The museum has only a single photograph of the statue on display at WAM, an image made around 1911, Corrales-Diaz said. She asked an intern to search the archives for any other photographs, but none were found. It went into storage at some point, possibly the 1930s, and there it has remained for about 80 years.
Now that it’s in the Jeppson Lab, museum visitors will be able to watch while Paula Artal-Isbrand, WAM’s objects conservator, works to make it exhibition-ready. It will be a painstaking process. To clean the surface, she will work mostly with scientifically formulated gel-based cleaning agents that gently lift grease and grime so it can be removed with brushes and cotton pads. Some parts may require further cleaning with lasers.
When the work is done, another move will be needed since the Jeppson Idea Lab is not the statue’s final location. In 2021, it will be moved into an exhibition gallery. “We had to make sure that the route from the Idea Lab down to the exhibition gallery has been thought out,” Salway said. “Then, also, that the floor in the exhibition gallery is going to be strong enough to take the weight of the sculpture, plus the carts that it’s mounted on, which is something like 5,000 pounds total weight.”

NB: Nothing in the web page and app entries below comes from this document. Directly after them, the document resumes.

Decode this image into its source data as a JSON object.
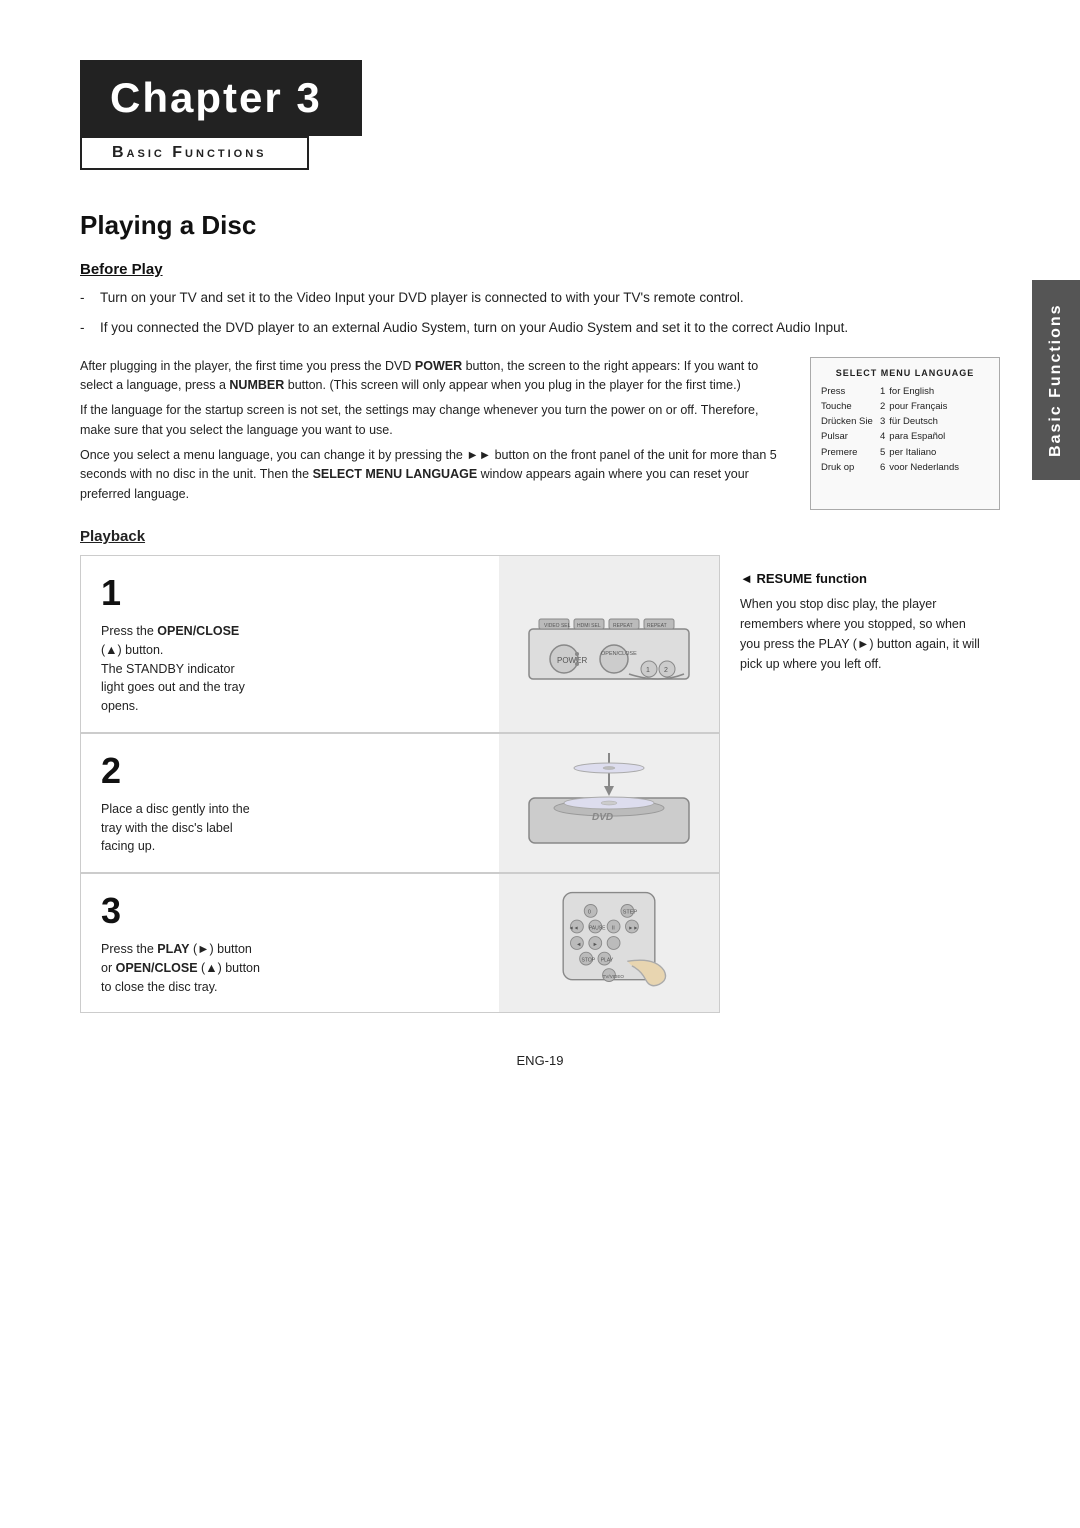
{
  "chapter": {
    "number": "Chapter 3",
    "subtitle": "Basic Functions"
  },
  "side_tab": "Basic Functions",
  "section": {
    "title": "Playing a Disc",
    "before_play": {
      "heading": "Before Play",
      "bullets": [
        "Turn on your TV and set it to the Video Input your DVD player is connected to with your TV's remote control.",
        "If you connected the DVD player to an external Audio System, turn on your Audio System and set it to the correct Audio Input."
      ]
    },
    "info_paragraphs": [
      "After plugging in the player, the first time you press the DVD POWER button, the screen to the right appears: If you want to select a language, press a NUMBER button. (This screen will only appear when you plug in the player for the first time.)",
      "If the language for the startup screen is not set, the settings may change whenever you turn the power on or off. Therefore, make sure that you select the language you want to use.",
      "Once you select a menu language, you can change it by pressing the ►► button on the front panel of the unit for more than 5 seconds with no disc in the unit. Then the SELECT MENU LANGUAGE window appears again where you can reset your preferred language."
    ],
    "select_menu_language": {
      "title": "SELECT MENU LANGUAGE",
      "rows": [
        {
          "key": "Press",
          "num": "1",
          "value": "for English"
        },
        {
          "key": "Touche",
          "num": "2",
          "value": "pour Français"
        },
        {
          "key": "Drücken Sie",
          "num": "3",
          "value": "für Deutsch"
        },
        {
          "key": "Pulsar",
          "num": "4",
          "value": "para Español"
        },
        {
          "key": "Premere",
          "num": "5",
          "value": "per Italiano"
        },
        {
          "key": "Druk op",
          "num": "6",
          "value": "voor Nederlands"
        }
      ]
    },
    "playback": {
      "heading": "Playback",
      "steps": [
        {
          "number": "1",
          "description": "Press the OPEN/CLOSE (▲) button.\nThe STANDBY indicator light goes out and the tray opens."
        },
        {
          "number": "2",
          "description": "Place a disc gently into the tray with the disc's label facing up."
        },
        {
          "number": "3",
          "description": "Press the PLAY (►) button or OPEN/CLOSE (▲) button to close the disc tray."
        }
      ],
      "resume": {
        "title": "RESUME function",
        "description": "When you stop disc play, the player remembers where you stopped, so when you press the PLAY (►) button again, it will pick up where you left off."
      }
    }
  },
  "page_number": "ENG-19"
}
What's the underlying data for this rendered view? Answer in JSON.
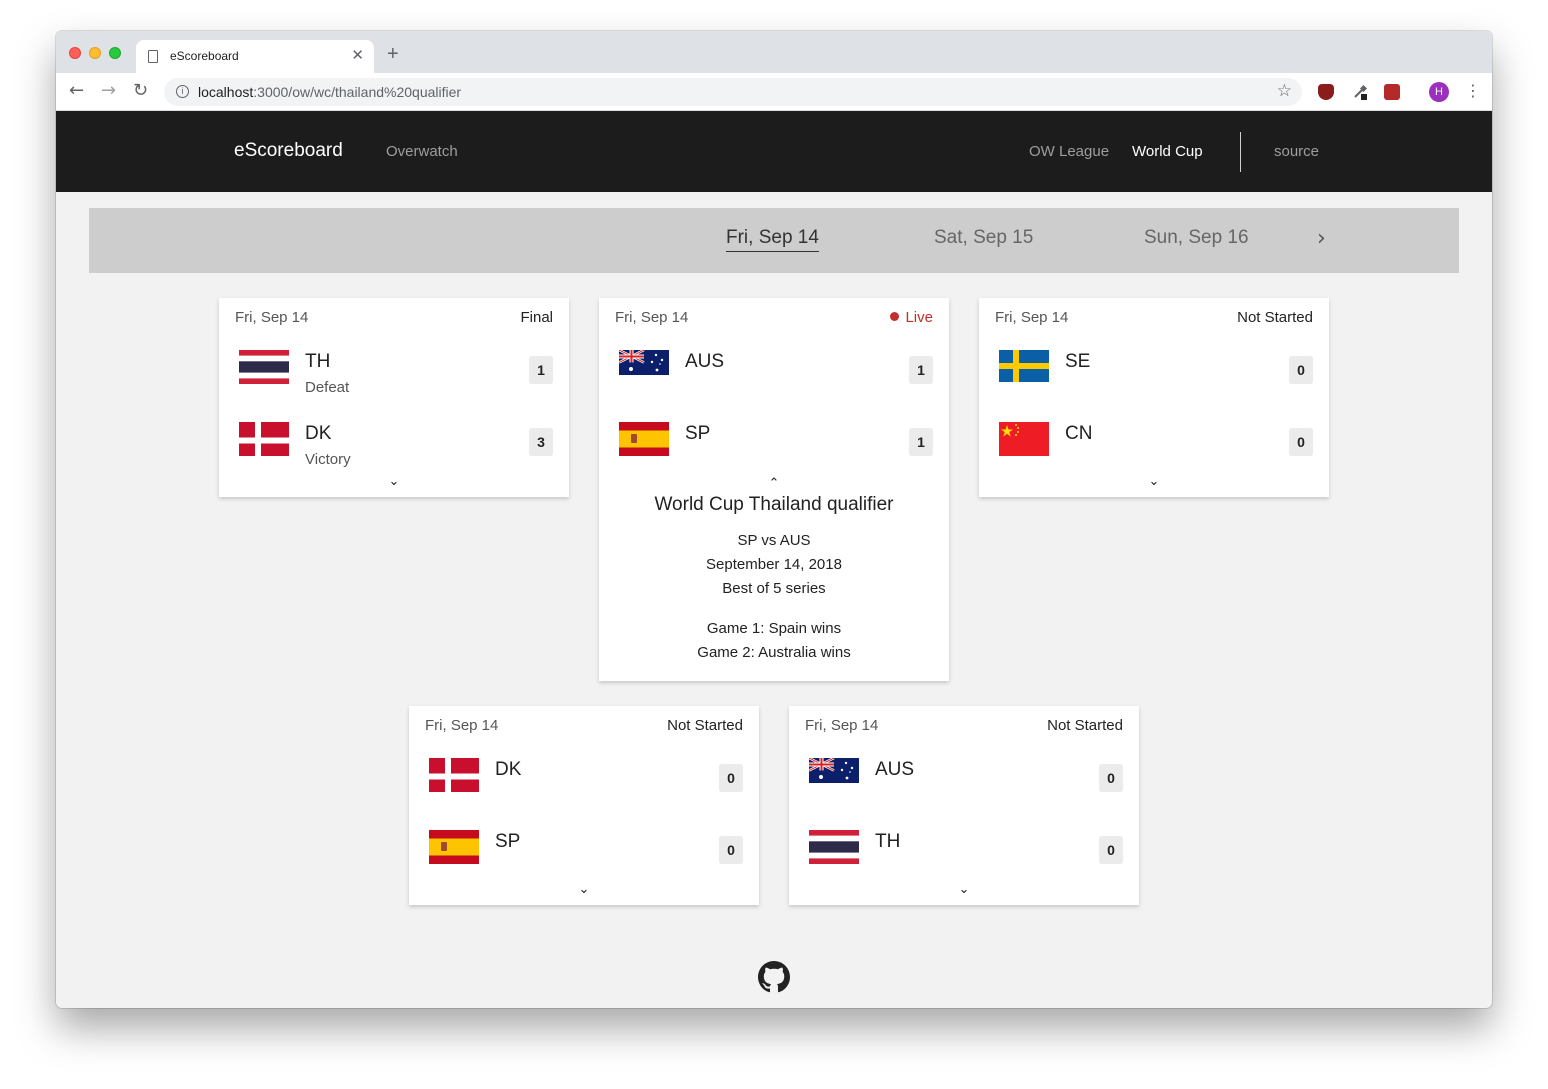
{
  "browser": {
    "tab_title": "eScoreboard",
    "url_host": "localhost",
    "url_rest": ":3000/ow/wc/thailand%20qualifier",
    "avatar_letter": "H"
  },
  "navbar": {
    "brand": "eScoreboard",
    "game": "Overwatch",
    "links": [
      "OW League",
      "World Cup",
      "source"
    ],
    "active_link": "World Cup"
  },
  "dates": {
    "items": [
      "Fri, Sep 14",
      "Sat, Sep 15",
      "Sun, Sep 16"
    ],
    "active": "Fri, Sep 14",
    "next_icon": "chevron-right-icon"
  },
  "matches": [
    {
      "date": "Fri, Sep 14",
      "status": "Final",
      "teams": [
        {
          "code": "TH",
          "flag": "thailand",
          "result": "Defeat",
          "score": "1"
        },
        {
          "code": "DK",
          "flag": "denmark",
          "result": "Victory",
          "score": "3"
        }
      ]
    },
    {
      "date": "Fri, Sep 14",
      "status": "Live",
      "teams": [
        {
          "code": "AUS",
          "flag": "australia",
          "result": "",
          "score": "1"
        },
        {
          "code": "SP",
          "flag": "spain",
          "result": "",
          "score": "1"
        }
      ],
      "details": {
        "title": "World Cup Thailand qualifier",
        "matchup": "SP vs AUS",
        "date_full": "September 14, 2018",
        "format": "Best of 5 series",
        "games": [
          "Game 1: Spain wins",
          "Game 2: Australia wins"
        ]
      }
    },
    {
      "date": "Fri, Sep 14",
      "status": "Not Started",
      "teams": [
        {
          "code": "SE",
          "flag": "sweden",
          "result": "",
          "score": "0"
        },
        {
          "code": "CN",
          "flag": "china",
          "result": "",
          "score": "0"
        }
      ]
    },
    {
      "date": "Fri, Sep 14",
      "status": "Not Started",
      "teams": [
        {
          "code": "DK",
          "flag": "denmark",
          "result": "",
          "score": "0"
        },
        {
          "code": "SP",
          "flag": "spain",
          "result": "",
          "score": "0"
        }
      ]
    },
    {
      "date": "Fri, Sep 14",
      "status": "Not Started",
      "teams": [
        {
          "code": "AUS",
          "flag": "australia",
          "result": "",
          "score": "0"
        },
        {
          "code": "TH",
          "flag": "thailand",
          "result": "",
          "score": "0"
        }
      ]
    }
  ],
  "colors": {
    "navbar_bg": "#1b1c1b",
    "datebar_bg": "#cdcdcd",
    "page_bg": "#f2f2f2",
    "live": "#c42d2d"
  },
  "footer": {
    "icon": "github-icon"
  }
}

Moving the massive sculpture won’t be quite such a big, complicated production after that, Salway said, with a touch of relief in his voice. “The permanent cart that it will sit on has wheels and can be maneuvered around fairly easily,” he said. “So, if we do want to move it from that gallery at some point in the future, there’ll be a fairly straightforward process and we can do it ourselves, in house.”